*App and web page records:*
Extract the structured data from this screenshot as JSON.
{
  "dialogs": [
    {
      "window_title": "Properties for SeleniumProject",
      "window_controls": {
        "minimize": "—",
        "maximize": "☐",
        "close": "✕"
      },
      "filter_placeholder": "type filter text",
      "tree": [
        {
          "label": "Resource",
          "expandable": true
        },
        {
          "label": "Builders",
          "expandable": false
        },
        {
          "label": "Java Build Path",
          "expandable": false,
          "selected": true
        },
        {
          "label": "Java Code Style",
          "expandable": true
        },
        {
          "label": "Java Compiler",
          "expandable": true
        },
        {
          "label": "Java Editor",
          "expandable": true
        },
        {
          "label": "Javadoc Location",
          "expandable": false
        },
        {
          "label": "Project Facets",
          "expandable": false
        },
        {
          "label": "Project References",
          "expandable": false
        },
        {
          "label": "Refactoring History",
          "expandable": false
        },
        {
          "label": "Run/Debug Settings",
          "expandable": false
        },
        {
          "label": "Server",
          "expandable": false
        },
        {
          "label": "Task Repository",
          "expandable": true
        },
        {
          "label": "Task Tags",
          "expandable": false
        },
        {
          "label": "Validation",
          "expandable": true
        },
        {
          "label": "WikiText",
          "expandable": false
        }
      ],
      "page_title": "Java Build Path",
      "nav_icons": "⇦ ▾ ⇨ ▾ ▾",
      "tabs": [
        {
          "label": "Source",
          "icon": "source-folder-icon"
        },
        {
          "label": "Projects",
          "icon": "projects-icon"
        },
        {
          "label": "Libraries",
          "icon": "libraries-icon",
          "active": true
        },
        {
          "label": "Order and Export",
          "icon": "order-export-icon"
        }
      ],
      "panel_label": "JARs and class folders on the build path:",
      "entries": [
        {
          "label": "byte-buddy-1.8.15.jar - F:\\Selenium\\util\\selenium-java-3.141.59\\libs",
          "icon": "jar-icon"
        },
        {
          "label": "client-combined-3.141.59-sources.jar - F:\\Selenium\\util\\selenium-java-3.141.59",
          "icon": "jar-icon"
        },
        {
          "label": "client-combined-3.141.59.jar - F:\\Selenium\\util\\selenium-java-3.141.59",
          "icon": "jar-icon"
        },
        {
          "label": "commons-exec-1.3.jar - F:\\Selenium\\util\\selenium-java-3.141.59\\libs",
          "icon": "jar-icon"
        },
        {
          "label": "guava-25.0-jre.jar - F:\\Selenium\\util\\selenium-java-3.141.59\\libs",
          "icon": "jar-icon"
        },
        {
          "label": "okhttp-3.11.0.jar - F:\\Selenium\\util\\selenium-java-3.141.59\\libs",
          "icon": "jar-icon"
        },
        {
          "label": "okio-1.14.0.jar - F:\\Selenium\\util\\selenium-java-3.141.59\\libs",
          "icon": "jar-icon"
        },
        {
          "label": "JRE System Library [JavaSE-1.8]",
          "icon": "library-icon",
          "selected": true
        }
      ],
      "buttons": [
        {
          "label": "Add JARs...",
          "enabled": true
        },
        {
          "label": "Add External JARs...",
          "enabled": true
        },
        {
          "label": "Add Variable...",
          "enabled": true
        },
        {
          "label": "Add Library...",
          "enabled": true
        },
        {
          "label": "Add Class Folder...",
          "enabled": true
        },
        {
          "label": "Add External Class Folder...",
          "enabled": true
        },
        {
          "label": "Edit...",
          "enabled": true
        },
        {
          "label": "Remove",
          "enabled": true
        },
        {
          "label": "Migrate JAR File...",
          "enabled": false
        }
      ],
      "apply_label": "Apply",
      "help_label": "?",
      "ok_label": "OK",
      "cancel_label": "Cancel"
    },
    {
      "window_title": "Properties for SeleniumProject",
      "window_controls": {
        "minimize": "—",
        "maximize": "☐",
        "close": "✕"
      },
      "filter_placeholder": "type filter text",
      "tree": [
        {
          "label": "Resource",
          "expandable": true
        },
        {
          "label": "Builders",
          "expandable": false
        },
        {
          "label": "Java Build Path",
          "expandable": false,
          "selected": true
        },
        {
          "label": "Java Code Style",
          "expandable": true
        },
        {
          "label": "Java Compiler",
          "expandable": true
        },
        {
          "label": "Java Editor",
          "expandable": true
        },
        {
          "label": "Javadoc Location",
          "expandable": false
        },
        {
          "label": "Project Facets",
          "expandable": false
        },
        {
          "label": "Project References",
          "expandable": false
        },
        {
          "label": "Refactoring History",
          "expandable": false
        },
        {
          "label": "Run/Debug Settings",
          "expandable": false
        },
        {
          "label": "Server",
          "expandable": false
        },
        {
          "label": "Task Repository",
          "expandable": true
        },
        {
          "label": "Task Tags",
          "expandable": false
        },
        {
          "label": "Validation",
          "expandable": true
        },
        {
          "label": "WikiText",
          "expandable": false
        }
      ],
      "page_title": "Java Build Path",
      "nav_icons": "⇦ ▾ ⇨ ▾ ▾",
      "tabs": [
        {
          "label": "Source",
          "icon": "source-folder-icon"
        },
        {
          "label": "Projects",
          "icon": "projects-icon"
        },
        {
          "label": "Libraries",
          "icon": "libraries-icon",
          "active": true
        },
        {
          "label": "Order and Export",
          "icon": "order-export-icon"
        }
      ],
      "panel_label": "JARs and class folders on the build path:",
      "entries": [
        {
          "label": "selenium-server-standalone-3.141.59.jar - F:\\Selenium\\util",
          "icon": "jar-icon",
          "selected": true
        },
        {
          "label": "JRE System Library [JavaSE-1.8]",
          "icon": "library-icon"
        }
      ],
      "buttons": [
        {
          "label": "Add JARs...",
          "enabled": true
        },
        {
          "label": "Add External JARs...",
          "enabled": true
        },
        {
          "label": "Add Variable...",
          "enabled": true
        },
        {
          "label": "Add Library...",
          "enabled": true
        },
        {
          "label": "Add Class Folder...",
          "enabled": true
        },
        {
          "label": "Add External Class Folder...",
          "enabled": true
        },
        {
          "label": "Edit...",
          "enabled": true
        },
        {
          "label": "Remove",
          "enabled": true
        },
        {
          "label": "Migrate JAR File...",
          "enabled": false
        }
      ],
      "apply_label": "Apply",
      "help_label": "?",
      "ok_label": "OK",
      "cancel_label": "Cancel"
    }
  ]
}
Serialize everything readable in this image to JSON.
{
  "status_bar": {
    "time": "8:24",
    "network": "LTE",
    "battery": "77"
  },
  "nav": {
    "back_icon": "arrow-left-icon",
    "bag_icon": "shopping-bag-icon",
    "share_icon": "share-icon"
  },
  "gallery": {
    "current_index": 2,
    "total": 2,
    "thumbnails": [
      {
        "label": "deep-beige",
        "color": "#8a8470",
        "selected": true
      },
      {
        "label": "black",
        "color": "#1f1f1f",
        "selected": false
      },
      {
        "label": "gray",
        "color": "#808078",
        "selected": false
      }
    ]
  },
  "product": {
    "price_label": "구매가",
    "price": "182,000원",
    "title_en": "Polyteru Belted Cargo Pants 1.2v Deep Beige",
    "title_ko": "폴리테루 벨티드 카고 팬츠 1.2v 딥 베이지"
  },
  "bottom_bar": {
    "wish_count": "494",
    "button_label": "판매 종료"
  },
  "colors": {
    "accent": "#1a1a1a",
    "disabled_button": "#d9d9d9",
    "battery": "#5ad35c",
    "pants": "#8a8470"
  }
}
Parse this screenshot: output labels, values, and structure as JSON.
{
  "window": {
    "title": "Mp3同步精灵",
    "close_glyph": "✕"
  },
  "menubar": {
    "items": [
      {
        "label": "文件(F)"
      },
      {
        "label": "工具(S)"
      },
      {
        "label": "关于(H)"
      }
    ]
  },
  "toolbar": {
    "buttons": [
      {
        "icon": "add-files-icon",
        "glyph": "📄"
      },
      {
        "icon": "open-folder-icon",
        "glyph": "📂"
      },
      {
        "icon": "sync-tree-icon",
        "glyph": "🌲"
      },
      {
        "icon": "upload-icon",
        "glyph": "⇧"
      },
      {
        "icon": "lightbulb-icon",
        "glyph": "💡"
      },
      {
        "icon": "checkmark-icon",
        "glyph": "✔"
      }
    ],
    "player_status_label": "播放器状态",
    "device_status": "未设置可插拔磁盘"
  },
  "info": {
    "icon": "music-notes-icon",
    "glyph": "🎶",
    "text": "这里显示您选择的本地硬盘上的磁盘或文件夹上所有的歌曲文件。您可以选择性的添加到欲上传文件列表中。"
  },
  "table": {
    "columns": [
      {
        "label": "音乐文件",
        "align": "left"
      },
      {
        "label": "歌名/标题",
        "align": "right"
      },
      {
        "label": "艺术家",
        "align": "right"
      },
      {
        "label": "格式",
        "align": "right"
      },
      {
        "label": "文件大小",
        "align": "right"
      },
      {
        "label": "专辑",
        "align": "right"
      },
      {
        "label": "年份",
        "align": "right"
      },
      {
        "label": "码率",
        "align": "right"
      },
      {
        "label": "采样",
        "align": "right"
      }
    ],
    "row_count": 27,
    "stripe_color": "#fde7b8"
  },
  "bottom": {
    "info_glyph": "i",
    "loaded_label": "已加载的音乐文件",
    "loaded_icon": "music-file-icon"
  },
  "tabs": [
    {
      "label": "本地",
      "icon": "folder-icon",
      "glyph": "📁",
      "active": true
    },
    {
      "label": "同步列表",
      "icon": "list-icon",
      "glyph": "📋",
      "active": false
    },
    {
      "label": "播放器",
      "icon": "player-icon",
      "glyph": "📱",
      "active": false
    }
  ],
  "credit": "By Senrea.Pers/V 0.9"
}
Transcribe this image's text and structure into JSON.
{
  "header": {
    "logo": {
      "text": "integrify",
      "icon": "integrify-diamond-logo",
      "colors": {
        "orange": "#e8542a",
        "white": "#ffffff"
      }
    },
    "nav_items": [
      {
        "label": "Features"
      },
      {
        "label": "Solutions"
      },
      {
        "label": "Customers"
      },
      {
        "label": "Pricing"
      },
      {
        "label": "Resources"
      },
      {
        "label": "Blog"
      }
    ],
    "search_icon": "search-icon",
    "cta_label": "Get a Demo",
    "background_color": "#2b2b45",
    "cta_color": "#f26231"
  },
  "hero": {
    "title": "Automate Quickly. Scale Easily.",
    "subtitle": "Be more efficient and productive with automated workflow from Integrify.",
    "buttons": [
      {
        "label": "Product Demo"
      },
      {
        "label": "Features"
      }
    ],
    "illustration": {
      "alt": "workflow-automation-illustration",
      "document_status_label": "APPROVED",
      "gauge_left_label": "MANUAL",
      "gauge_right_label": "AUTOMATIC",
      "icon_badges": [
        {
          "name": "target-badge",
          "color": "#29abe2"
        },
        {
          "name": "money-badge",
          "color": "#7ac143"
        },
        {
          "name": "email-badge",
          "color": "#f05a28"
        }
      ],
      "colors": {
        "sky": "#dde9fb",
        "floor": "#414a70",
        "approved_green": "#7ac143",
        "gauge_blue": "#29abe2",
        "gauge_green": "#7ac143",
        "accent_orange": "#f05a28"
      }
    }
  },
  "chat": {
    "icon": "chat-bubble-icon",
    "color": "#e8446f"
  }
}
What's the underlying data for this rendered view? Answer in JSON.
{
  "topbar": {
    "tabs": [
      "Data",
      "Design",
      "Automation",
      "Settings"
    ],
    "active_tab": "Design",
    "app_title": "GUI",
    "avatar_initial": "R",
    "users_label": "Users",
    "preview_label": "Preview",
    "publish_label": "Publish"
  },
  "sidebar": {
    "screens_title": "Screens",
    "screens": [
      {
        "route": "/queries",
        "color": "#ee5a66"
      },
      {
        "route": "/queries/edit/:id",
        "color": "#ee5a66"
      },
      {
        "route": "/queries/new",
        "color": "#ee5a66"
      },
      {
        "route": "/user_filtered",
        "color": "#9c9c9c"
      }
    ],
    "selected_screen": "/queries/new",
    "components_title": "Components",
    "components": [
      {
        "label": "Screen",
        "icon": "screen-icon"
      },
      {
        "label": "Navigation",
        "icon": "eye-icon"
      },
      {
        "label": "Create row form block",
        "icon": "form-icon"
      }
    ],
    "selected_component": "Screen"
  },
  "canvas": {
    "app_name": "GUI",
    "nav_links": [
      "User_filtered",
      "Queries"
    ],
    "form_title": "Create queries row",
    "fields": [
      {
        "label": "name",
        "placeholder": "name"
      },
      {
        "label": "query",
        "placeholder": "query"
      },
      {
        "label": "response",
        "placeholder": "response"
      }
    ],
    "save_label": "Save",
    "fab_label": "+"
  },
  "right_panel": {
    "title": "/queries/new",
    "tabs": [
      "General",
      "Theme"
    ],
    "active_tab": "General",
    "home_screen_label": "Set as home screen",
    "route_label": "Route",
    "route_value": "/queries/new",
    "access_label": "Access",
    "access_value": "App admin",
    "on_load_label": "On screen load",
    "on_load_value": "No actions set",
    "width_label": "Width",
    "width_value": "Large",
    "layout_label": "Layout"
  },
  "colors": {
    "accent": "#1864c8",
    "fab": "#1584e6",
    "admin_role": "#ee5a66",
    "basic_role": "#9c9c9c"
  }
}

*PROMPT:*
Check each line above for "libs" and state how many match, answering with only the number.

*RESULT:*
5